Two Simple Ways to Be a Great Parent – Adina Socolof

So often I hear parents saying, “I am such a bad mother/father!” “My kids are always misbehaving!”
This kind of talk can make parents feel hopeless.

Being a great parent does not mean that you do everything right. It means that you will make mistakes. Lots of them! It’s just not realistic to aim for perfection. It is not even good for your kids. They need to see you blunder, say you are sorry, brush yourself off and pick yourself up again. Then they know what to do when they make mistakes.

Once we are a little nicer to ourselves and allow for errors and missteps, we might feel more confident and positive about our parenting.

One way that we can do that is to start  having upbeat conversations with ourselves. That is what mental health professionals call self-talk. Self-talk is the endless stream of unspoken thoughts that run through your head every day.

These automatic thoughts are often negative. Humans have a negativity bias that is thought to stem from pre-historic times where we were always scanning the horizon for predators.

New brain research has shown that we can change our negative self-talk. We can break the cycle of negativity. We can create new neural pathways in the brain so that our thoughts are more positive in nature. Optimism and positivity can be your new neural default.

We can practice replacing our negative self-talk with positive self-talk.

Instead of saying:

“I am such a bad parent!”
“I make mistakes but in general, I am a good parent.”

“My kid are so bad!”

“Sometimes my kids misbehave, but for the most part they are good kids.”

Here are some more examples:

Instead of saying:

“I’ve never changed a diaper before.”

“I’ve never dealt with a child with disabilities before.”

Try this:

“This is an opportunity to learn something new.”

Instead of saying:

“Parenting is way too complicated.”

Try this:

“I’ll tackle this problem from a different angle.”

Instead of saying:

“I don’t have the energy or the resources to deal with this child.”

Try this:

“Necessity is the mother of invention.”

“I can manage this.”

Instead of saying:
“I’m too lazy to get all these dishes and laundry done.”

Try this:

“I wasn’t able to fit it into my schedule but can re-examine some priorities.”

Instead of saying:

“There’s no way I can do all this housework and take care of the kids.”

Try this:

“I can try to make it work. I can figure this out.”

Instead of:
“It’s too radical a change. I can’t do this with kids.”

Try this:

“Let’s take a chance.”

Instead of:

“My kids don’t tell me anything!”

Try this:

“I know I can figure out a way to open up the channels of communication.”

Instead of:
“I’m not going to get any better at this parenting stuff!”

Try this:

“I just need to try.”

Similarly we can  use affirmations. They are phrases or statements that can be repeated. Some people have a daily practice and others use them as needed. They are meant to change your thinking and help you develop new positive neural pathways.

Some examples for parents are:

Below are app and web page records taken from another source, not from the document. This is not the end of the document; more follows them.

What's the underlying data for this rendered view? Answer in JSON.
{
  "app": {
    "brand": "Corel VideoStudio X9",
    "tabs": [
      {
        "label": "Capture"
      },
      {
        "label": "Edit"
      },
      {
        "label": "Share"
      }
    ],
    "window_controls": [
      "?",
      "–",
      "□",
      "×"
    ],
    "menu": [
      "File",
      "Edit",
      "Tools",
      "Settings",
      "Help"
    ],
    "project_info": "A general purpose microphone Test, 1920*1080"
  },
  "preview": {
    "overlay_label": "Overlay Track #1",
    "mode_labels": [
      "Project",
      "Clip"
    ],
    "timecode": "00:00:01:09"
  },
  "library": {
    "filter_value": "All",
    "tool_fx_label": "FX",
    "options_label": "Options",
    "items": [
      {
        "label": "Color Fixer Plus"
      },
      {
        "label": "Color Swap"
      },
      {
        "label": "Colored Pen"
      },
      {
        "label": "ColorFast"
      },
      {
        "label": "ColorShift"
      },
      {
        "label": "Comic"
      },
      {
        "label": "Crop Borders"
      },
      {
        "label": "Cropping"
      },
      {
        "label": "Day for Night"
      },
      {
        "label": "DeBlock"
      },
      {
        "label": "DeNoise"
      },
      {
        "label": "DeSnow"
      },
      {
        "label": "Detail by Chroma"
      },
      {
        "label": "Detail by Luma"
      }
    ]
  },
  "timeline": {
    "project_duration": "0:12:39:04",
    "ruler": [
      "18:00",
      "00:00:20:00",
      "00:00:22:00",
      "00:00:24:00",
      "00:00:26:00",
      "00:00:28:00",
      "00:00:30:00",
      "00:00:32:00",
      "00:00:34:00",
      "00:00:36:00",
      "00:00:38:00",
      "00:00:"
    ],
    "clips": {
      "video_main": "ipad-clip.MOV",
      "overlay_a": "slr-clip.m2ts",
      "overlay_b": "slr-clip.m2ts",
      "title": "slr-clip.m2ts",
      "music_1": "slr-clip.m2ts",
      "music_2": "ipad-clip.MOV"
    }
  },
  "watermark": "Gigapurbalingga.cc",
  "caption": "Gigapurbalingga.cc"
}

  1. I am doing the best I can for my child.
  2. I love my child[ren] exactly as they are.
  3. Challenges are an opportunity for growth.
  4. I can be patient.
  5. I am the parent my children need.
  6. I love being a parent. Its okay to feel frustration at times.

It may seem silly but it really does work. Talking to yourself in a positive, confident way, through positive self-talk and affirmations  can truly make you into a great parent.

Submit your questions

"*" indicates required fields

This field is for validation purposes and should be left unchanged.